Across the entries that follow, how many lines have the word "books" in them? Give only the number.
- - - - -
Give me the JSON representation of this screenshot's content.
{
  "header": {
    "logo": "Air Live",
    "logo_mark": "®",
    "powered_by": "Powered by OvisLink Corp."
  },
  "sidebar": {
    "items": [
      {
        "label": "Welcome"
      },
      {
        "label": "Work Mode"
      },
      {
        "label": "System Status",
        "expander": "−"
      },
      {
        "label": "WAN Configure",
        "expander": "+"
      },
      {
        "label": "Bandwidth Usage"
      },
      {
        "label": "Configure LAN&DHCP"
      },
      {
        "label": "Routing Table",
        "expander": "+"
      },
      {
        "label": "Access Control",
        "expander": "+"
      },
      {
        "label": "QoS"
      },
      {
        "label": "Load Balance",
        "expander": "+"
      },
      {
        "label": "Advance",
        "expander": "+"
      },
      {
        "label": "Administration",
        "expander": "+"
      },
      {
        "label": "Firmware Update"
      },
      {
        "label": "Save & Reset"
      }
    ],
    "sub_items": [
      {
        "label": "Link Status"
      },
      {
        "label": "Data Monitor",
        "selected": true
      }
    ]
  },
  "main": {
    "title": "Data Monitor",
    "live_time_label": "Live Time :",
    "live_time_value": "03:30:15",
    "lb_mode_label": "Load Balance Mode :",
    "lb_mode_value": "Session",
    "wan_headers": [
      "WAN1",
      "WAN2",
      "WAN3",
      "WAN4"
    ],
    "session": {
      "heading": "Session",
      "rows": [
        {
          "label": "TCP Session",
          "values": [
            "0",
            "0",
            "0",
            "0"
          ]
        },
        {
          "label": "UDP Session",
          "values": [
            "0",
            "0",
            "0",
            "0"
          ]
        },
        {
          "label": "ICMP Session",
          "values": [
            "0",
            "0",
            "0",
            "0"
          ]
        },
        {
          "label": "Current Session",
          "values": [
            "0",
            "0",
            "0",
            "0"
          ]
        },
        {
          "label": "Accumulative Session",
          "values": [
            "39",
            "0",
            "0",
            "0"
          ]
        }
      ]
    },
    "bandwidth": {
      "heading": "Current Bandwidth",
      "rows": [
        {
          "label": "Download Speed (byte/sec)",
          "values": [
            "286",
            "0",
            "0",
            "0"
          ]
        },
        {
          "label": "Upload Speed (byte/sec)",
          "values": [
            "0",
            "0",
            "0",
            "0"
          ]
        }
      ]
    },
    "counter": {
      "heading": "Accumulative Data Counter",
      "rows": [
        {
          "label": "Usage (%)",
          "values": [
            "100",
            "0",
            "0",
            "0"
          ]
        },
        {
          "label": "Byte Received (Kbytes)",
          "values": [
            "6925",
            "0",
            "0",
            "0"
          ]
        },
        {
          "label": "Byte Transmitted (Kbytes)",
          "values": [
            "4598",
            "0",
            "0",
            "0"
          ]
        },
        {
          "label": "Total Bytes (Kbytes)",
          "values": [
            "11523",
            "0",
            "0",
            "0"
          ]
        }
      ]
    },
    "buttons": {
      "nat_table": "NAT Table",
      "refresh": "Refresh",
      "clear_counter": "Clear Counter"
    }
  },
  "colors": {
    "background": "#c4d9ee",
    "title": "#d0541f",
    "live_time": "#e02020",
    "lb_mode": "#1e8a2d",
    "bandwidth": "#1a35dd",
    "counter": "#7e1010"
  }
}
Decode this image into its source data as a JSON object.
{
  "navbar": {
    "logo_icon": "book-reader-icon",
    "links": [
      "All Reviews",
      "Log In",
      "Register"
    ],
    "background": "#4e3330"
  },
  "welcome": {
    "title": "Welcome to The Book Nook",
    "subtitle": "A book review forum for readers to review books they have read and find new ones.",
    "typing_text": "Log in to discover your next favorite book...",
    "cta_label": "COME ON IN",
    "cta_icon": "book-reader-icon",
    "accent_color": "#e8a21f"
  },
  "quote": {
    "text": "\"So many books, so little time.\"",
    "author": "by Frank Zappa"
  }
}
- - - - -
#### Written solution:
2